However, there is no shade along this coast, just pebbles and sea. There are few facilities and it backs the major coastal road, meaning this stretch of coast tends to be an acquired taste. The great advantage of this entire stretch of beach is that it's completely public.

There are fresh water showers at this beach and a few food kiosks and vans parked up in the summer months, but it’s a good idea to bring a picnic if you’re looking for variety. The closest toilets are at Biot.

Because it’s an unprotected beach as we mentioned, this beach doesn’t have any shelter from the cool winds. Not a great choice for winter sun except on calm, windless days. You could walk your dog on here, but the road backing very closely onto the beach could prove a hazard.

These tend to be good beaches if you don’t want to overlap your towel with a stranger’s, as happens on many Riviera beaches. However, the rocky beach and lack of facilities mean that these beaches are generally for hardier souls.

Beach Bars & Beachclubs in Antibes

If you’re feeling like a sit-down lunch, head into Biot. Be aware that Biot is a town of two halves: seaside town and hill village. Don’t get fooled into thinking you’ll be having lunch in the famous medieval village as that’s several kilometres inland on a hill. Well worth taking the bus from the Biot train station to see it though, and it has some lovely shady cafes and restaurants to escape the heat. If you want to stick to the coast, the marina at nearby Villeneuve Loubet (the huge curved building) has some quite good restaurants on the waterfront.

Setting & Location

With a lovely view to your left of the city of Nice with the Alps rising up behind, these beaches are not without charm, particularly in the evenings when the stones cool down and the beach fills with families picnicking and swimming in the long twilight hours.

Water Safety & Clarity

Because the beach is very open and unprotected, these beaches do get affected by chop and waves when the wind gets up. In fact, during the winter storms, the coast road that runs along behind the beach often has waves crashing across it.

During the summer there is one lifeguard on duty at Plage du Fort Carré and a lifeguard station at La Fontonne. The seabed drops away quite quickly so keep a good eye on any children swimming.

Note that the mouth of the River Brague comes out at La Siesta at La Fontonne, so after heavy rainfall it can get a little polluted.

Beach Quality

This is a pebble beach, made up of flat grey stones that have been smoothed into gleaming discs by the waves over the centuries (they’re perfect for skimming across the water.) Because they are so smooth, walking across them isn’t painful, rather it’s a bit awkward and the stones also get quite hot in summer. Here’s where those rather silly looking but effective rubber-soled swimming shoes come in so handy.

Watersports Nearby

Those wanting to indulge in some high-octane watersports should head to nearby Villeneuve-Loubet or to the sandy beaches at Juan les Pins. A trip to Marineland Waterpark is a must for families, especially those who enjoy slides, flumes and tube rides. The Marineland animal park has plenty of marine mammals to discover as well as miniature golf and a special kids island.

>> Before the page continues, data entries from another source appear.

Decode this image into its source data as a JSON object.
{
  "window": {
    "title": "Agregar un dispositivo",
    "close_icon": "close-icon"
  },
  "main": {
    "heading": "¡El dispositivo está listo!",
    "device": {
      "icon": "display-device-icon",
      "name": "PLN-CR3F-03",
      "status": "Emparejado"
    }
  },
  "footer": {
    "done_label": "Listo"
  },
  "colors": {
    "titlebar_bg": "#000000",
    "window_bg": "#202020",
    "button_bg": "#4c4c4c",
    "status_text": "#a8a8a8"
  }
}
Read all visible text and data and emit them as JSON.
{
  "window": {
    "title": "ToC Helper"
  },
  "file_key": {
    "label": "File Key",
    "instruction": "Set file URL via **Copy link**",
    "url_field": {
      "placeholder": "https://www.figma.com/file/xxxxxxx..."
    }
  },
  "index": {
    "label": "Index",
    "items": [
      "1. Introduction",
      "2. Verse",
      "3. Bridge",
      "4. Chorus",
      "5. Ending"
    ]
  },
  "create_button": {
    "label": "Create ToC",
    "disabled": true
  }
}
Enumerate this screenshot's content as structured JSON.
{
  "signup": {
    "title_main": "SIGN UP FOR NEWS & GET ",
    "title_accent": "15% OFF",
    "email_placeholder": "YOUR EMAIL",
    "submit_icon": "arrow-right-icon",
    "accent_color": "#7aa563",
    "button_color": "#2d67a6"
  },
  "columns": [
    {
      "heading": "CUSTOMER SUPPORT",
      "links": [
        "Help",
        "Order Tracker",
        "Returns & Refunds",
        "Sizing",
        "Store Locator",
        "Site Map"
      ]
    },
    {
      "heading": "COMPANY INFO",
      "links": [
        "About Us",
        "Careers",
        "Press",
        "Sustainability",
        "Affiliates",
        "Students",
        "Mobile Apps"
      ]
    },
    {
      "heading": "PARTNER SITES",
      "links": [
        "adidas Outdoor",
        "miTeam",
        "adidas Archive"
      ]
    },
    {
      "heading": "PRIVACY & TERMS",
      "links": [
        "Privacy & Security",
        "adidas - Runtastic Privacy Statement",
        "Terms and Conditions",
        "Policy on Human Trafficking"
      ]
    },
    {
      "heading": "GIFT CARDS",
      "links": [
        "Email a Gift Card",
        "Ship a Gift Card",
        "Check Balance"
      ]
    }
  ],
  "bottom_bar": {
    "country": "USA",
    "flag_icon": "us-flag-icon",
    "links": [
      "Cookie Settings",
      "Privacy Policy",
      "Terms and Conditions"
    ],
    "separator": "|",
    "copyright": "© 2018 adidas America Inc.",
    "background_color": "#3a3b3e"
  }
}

The medieval village of Biot is a ten-minute bus trip inland and worth the time to explore either before or after a dip in the cool waters of the Mediterranean.


For those fancying a decent walk, you can walk to Fort Carré from Antibes old town in about 20 minutes to half an hour, either the quick route along the road or through the port past the superyachts. (There’s a path that carries on past the shipyard and around the small headland where the fort sits if you’re sticking to the water). Carry on along the coast road (Route du Bord du Mer) until you find a suitable spot.

For those using public transport, the train is quick and simple as Biot is just one stop from Antibes and the train station lies just by the sea. There is free parking along the coast road, although it fills up quite quickly in summer as half the country descends on the coast.


Map of the surrounding area